The aftermath of the Fed’s surprise decision to buy US Treasuries was dramatic across markets, with Treasury yields dropping, equities rallying and the dollar sliding. The Fed has now moved from what was initially credit easing to full blown quantitative easing. Effectively the Fed is throwing everything but the kitchen sink at the problem and is arguably the most aggressive central bank at present.
What are the implications:
1) Equities like the news and it helped extend a rally that had been in effect for a couple of weeks. But the momentum is likely to run out quickly as the bad news starts to filter back into the market once again.
2) Commodity prices rallied, especially gold.
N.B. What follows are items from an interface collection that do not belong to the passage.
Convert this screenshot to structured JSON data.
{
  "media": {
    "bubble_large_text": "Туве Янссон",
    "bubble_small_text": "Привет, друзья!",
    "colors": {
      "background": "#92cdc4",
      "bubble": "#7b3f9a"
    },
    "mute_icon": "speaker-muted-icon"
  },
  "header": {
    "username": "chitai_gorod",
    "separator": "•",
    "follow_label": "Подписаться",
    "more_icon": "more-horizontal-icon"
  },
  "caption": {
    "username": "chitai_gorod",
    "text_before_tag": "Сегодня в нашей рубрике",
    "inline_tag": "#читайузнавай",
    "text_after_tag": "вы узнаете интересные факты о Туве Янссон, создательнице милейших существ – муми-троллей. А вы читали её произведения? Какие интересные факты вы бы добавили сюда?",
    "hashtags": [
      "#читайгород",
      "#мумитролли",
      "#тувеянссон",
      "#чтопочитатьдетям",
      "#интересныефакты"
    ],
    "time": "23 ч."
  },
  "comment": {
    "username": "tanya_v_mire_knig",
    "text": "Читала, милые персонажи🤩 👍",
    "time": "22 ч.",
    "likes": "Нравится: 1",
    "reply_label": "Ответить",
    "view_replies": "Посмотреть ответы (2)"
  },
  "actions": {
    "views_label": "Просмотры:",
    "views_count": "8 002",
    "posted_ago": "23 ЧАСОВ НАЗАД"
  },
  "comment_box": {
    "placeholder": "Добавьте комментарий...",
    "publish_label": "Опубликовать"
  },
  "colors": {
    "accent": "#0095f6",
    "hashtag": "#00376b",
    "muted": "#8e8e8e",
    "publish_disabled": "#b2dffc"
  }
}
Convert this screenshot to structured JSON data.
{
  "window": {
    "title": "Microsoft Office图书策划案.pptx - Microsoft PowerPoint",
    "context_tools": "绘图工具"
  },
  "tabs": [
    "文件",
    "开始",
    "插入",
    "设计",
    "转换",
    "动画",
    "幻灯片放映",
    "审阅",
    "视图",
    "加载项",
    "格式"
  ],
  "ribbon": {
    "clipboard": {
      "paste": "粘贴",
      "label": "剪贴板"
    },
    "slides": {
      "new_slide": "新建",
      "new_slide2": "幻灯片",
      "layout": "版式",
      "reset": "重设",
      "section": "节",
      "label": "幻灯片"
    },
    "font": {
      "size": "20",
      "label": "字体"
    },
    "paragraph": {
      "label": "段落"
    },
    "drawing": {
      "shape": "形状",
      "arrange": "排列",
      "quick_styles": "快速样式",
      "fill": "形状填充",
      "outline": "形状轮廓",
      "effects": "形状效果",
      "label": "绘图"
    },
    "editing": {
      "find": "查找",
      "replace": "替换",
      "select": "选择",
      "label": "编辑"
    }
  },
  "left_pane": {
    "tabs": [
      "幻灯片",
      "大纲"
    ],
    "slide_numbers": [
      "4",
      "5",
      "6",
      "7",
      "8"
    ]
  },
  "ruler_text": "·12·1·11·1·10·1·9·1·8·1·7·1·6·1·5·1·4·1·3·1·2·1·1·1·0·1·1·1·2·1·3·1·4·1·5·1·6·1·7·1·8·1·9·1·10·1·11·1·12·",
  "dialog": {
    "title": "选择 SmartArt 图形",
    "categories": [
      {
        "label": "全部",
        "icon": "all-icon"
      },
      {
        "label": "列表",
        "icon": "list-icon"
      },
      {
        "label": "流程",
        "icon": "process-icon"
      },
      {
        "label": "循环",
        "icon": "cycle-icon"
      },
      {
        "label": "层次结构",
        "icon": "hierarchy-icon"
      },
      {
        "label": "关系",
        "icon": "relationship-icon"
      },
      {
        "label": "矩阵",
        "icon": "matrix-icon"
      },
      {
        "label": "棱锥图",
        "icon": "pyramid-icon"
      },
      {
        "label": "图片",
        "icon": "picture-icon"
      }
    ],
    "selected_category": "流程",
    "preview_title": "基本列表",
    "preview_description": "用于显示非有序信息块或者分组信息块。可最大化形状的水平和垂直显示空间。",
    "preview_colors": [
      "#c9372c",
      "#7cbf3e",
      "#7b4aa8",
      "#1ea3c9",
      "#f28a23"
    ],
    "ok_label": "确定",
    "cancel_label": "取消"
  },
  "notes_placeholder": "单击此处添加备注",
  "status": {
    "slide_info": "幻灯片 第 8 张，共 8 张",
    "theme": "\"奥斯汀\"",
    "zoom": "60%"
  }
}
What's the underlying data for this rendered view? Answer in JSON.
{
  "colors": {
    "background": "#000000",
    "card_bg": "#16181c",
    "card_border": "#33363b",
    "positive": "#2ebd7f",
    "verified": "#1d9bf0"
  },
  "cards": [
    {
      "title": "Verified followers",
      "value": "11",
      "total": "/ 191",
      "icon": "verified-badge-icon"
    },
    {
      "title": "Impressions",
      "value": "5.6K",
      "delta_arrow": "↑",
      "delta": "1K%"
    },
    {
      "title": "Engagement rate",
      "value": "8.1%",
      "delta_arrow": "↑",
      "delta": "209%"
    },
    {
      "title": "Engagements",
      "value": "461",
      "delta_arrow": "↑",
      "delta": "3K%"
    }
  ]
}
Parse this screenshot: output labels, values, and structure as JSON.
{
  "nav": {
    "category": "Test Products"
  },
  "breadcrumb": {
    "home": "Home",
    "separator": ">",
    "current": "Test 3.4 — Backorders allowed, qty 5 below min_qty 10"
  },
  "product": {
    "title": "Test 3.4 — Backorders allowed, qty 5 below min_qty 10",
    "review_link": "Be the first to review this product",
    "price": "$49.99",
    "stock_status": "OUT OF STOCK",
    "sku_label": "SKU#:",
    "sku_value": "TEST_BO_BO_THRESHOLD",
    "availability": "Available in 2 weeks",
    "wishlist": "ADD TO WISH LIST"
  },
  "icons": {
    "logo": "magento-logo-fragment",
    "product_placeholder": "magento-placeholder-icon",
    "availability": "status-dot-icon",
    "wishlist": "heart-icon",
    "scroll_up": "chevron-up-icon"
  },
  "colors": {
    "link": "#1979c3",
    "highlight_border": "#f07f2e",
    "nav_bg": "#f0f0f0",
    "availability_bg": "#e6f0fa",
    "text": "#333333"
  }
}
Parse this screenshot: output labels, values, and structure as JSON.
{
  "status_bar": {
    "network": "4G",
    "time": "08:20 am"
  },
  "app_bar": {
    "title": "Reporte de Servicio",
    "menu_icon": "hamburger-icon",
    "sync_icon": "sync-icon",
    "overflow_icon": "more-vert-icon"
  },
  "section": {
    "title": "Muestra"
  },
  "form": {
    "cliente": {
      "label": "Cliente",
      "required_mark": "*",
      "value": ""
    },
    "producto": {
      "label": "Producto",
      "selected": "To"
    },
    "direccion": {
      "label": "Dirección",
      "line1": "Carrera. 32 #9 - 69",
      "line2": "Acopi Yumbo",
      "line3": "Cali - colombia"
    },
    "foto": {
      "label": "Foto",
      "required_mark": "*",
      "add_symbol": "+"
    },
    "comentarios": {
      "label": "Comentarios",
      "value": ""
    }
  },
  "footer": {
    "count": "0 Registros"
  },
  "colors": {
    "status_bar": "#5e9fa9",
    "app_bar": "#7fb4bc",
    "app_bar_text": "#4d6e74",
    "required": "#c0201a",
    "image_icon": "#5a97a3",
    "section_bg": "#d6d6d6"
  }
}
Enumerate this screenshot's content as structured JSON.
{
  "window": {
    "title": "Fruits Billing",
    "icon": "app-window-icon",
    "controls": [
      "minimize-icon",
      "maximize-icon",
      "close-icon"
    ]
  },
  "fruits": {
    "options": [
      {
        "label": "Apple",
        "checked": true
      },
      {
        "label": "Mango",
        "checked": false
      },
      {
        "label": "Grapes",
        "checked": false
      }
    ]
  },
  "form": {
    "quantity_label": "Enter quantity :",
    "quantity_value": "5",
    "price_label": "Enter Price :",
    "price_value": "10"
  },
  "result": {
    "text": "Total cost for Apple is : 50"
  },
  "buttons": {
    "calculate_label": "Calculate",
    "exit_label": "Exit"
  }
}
Why? Inflation concerns intensified following the Fed move due to the risk that the Fed will not be able to end it’s programme of “printing money” quickly once the economy starts to turn around. Commodities are set to rally further.
3) The dollar dropped like a stone, and although it is difficult to see it regaining much ground in the wake of a central bank that flushing the market with dollars, its falls looks overdone. For now, the dollar looks like it has entered new weaker currencies and may even benefit if the market appetite for risk declines again.
4) Other central banks in particular the European central bank will be under huge pressure to follow the Fed. The Bank of England, Bank of Japan and Swiss National Bank have already moved but not as aggressively as the Fed. So far the ECB has been reluctant to act and technical issues mean that it can’t act in the same way as the Fed. Nonetheless, the rise in the euro means that something may need to be done and quickly.
5) The move by the Fed shows that policy makers are doing all they can to turn things around, but this is merely a reflection of the severity of the crisis. Economic recovery is still some months away